_Work request_: Take the listing and give it again exactly, from its first line to its last line.
★ ★ ★ ★ ★
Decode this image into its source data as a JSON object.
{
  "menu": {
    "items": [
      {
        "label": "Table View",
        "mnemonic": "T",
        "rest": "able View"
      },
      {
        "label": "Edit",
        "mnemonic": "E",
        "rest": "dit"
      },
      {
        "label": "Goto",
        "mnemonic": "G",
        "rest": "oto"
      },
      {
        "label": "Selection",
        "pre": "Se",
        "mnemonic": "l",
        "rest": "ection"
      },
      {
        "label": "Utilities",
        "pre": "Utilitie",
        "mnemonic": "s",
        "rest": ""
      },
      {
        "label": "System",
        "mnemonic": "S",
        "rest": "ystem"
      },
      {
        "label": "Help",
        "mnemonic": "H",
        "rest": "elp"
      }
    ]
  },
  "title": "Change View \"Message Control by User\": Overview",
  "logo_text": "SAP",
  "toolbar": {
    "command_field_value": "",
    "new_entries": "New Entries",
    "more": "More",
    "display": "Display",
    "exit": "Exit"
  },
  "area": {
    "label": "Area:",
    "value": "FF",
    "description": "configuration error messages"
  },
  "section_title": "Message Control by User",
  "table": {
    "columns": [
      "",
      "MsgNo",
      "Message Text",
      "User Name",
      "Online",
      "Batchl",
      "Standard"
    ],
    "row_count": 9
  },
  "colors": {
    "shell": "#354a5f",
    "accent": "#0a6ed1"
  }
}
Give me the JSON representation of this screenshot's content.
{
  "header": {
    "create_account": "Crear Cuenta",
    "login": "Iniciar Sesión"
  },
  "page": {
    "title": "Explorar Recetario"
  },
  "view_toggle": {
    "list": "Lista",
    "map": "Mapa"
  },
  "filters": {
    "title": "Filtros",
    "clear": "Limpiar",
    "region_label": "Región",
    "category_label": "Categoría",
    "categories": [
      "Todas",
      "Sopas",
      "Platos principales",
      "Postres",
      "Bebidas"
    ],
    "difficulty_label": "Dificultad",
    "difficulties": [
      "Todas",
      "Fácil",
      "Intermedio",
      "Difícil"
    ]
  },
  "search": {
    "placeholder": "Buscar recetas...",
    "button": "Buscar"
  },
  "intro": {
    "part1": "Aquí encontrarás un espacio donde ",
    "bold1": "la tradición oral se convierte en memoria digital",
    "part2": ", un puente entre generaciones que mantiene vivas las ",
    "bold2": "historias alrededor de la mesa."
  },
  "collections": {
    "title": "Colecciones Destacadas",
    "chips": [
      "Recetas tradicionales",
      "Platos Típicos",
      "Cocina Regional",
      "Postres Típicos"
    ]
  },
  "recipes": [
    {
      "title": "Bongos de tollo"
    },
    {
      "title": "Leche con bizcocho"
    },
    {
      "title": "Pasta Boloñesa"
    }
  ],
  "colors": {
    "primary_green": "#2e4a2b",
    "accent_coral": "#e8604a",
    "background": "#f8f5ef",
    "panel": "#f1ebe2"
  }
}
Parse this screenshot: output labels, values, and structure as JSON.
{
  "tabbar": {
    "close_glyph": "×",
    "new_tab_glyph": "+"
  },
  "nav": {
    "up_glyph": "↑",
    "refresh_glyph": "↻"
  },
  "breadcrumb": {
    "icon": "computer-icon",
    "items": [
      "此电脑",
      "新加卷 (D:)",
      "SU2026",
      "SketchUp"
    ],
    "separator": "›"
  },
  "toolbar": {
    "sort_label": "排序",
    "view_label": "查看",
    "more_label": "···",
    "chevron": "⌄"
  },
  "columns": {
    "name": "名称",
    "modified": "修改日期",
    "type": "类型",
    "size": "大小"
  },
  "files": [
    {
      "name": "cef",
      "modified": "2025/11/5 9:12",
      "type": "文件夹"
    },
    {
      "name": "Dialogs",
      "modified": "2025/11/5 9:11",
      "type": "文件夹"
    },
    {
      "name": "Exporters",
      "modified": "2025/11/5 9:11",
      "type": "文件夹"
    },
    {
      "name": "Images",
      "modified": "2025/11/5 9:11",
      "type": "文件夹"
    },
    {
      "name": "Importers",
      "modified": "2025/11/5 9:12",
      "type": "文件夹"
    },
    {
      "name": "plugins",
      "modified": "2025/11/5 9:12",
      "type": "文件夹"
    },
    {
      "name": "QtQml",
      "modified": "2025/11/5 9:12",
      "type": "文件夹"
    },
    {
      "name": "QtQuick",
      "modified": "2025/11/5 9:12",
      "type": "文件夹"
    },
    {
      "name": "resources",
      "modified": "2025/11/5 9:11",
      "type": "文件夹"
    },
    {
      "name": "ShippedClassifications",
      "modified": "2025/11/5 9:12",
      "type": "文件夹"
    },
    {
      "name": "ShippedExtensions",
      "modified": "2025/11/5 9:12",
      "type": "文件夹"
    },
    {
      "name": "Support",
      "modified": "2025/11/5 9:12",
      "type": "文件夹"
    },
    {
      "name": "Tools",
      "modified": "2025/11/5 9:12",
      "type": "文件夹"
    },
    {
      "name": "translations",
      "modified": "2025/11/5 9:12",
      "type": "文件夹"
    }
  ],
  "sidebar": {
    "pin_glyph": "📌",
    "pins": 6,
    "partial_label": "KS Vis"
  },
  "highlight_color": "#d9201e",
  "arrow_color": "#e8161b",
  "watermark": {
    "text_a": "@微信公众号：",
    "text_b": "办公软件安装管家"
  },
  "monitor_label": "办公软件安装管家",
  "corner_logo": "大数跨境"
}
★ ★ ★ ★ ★
_Answer for the task_:
Decode this image into its source data as a JSON object.
{
  "menu": {
    "items": [
      {
        "label": "Table View",
        "mnemonic": "T",
        "rest": "able View"
      },
      {
        "label": "Edit",
        "mnemonic": "E",
        "rest": "dit"
      },
      {
        "label": "Goto",
        "mnemonic": "G",
        "rest": "oto"
      },
      {
        "label": "Selection",
        "pre": "Se",
        "mnemonic": "l",
        "rest": "ection"
      },
      {
        "label": "Utilities",
        "pre": "Utilitie",
        "mnemonic": "s",
        "rest": ""
      },
      {
        "label": "System",
        "mnemonic": "S",
        "rest": "ystem"
      },
      {
        "label": "Help",
        "mnemonic": "H",
        "rest": "elp"
      }
    ]
  },
  "title": "Change View \"Message Control by User\": Overview",
  "logo_text": "SAP",
  "toolbar": {
    "command_field_value": "",
    "new_entries": "New Entries",
    "more": "More",
    "display": "Display",
    "exit": "Exit"
  },
  "area": {
    "label": "Area:",
    "value": "FF",
    "description": "configuration error messages"
  },
  "section_title": "Message Control by User",
  "table": {
    "columns": [
      "",
      "MsgNo",
      "Message Text",
      "User Name",
      "Online",
      "Batchl",
      "Standard"
    ],
    "row_count": 9
  },
  "colors": {
    "shell": "#354a5f",
    "accent": "#0a6ed1"
  }
}
Give me the JSON representation of this screenshot's content.
{
  "header": {
    "create_account": "Crear Cuenta",
    "login": "Iniciar Sesión"
  },
  "page": {
    "title": "Explorar Recetario"
  },
  "view_toggle": {
    "list": "Lista",
    "map": "Mapa"
  },
  "filters": {
    "title": "Filtros",
    "clear": "Limpiar",
    "region_label": "Región",
    "category_label": "Categoría",
    "categories": [
      "Todas",
      "Sopas",
      "Platos principales",
      "Postres",
      "Bebidas"
    ],
    "difficulty_label": "Dificultad",
    "difficulties": [
      "Todas",
      "Fácil",
      "Intermedio",
      "Difícil"
    ]
  },
  "search": {
    "placeholder": "Buscar recetas...",
    "button": "Buscar"
  },
  "intro": {
    "part1": "Aquí encontrarás un espacio donde ",
    "bold1": "la tradición oral se convierte en memoria digital",
    "part2": ", un puente entre generaciones que mantiene vivas las ",
    "bold2": "historias alrededor de la mesa."
  },
  "collections": {
    "title": "Colecciones Destacadas",
    "chips": [
      "Recetas tradicionales",
      "Platos Típicos",
      "Cocina Regional",
      "Postres Típicos"
    ]
  },
  "recipes": [
    {
      "title": "Bongos de tollo"
    },
    {
      "title": "Leche con bizcocho"
    },
    {
      "title": "Pasta Boloñesa"
    }
  ],
  "colors": {
    "primary_green": "#2e4a2b",
    "accent_coral": "#e8604a",
    "background": "#f8f5ef",
    "panel": "#f1ebe2"
  }
}
Parse this screenshot: output labels, values, and structure as JSON.
{
  "tabbar": {
    "close_glyph": "×",
    "new_tab_glyph": "+"
  },
  "nav": {
    "up_glyph": "↑",
    "refresh_glyph": "↻"
  },
  "breadcrumb": {
    "icon": "computer-icon",
    "items": [
      "此电脑",
      "新加卷 (D:)",
      "SU2026",
      "SketchUp"
    ],
    "separator": "›"
  },
  "toolbar": {
    "sort_label": "排序",
    "view_label": "查看",
    "more_label": "···",
    "chevron": "⌄"
  },
  "columns": {
    "name": "名称",
    "modified": "修改日期",
    "type": "类型",
    "size": "大小"
  },
  "files": [
    {
      "name": "cef",
      "modified": "2025/11/5 9:12",
      "type": "文件夹"
    },
    {
      "name": "Dialogs",
      "modified": "2025/11/5 9:11",
      "type": "文件夹"
    },
    {
      "name": "Exporters",
      "modified": "2025/11/5 9:11",
      "type": "文件夹"
    },
    {
      "name": "Images",
      "modified": "2025/11/5 9:11",
      "type": "文件夹"
    },
    {
      "name": "Importers",
      "modified": "2025/11/5 9:12",
      "type": "文件夹"
    },
    {
      "name": "plugins",
      "modified": "2025/11/5 9:12",
      "type": "文件夹"
    },
    {
      "name": "QtQml",
      "modified": "2025/11/5 9:12",
      "type": "文件夹"
    },
    {
      "name": "QtQuick",
      "modified": "2025/11/5 9:12",
      "type": "文件夹"
    },
    {
      "name": "resources",
      "modified": "2025/11/5 9:11",
      "type": "文件夹"
    },
    {
      "name": "ShippedClassifications",
      "modified": "2025/11/5 9:12",
      "type": "文件夹"
    },
    {
      "name": "ShippedExtensions",
      "modified": "2025/11/5 9:12",
      "type": "文件夹"
    },
    {
      "name": "Support",
      "modified": "2025/11/5 9:12",
      "type": "文件夹"
    },
    {
      "name": "Tools",
      "modified": "2025/11/5 9:12",
      "type": "文件夹"
    },
    {
      "name": "translations",
      "modified": "2025/11/5 9:12",
      "type": "文件夹"
    }
  ],
  "sidebar": {
    "pin_glyph": "📌",
    "pins": 6,
    "partial_label": "KS Vis"
  },
  "highlight_color": "#d9201e",
  "arrow_color": "#e8161b",
  "watermark": {
    "text_a": "@微信公众号：",
    "text_b": "办公软件安装管家"
  },
  "monitor_label": "办公软件安装管家",
  "corner_logo": "大数跨境"
}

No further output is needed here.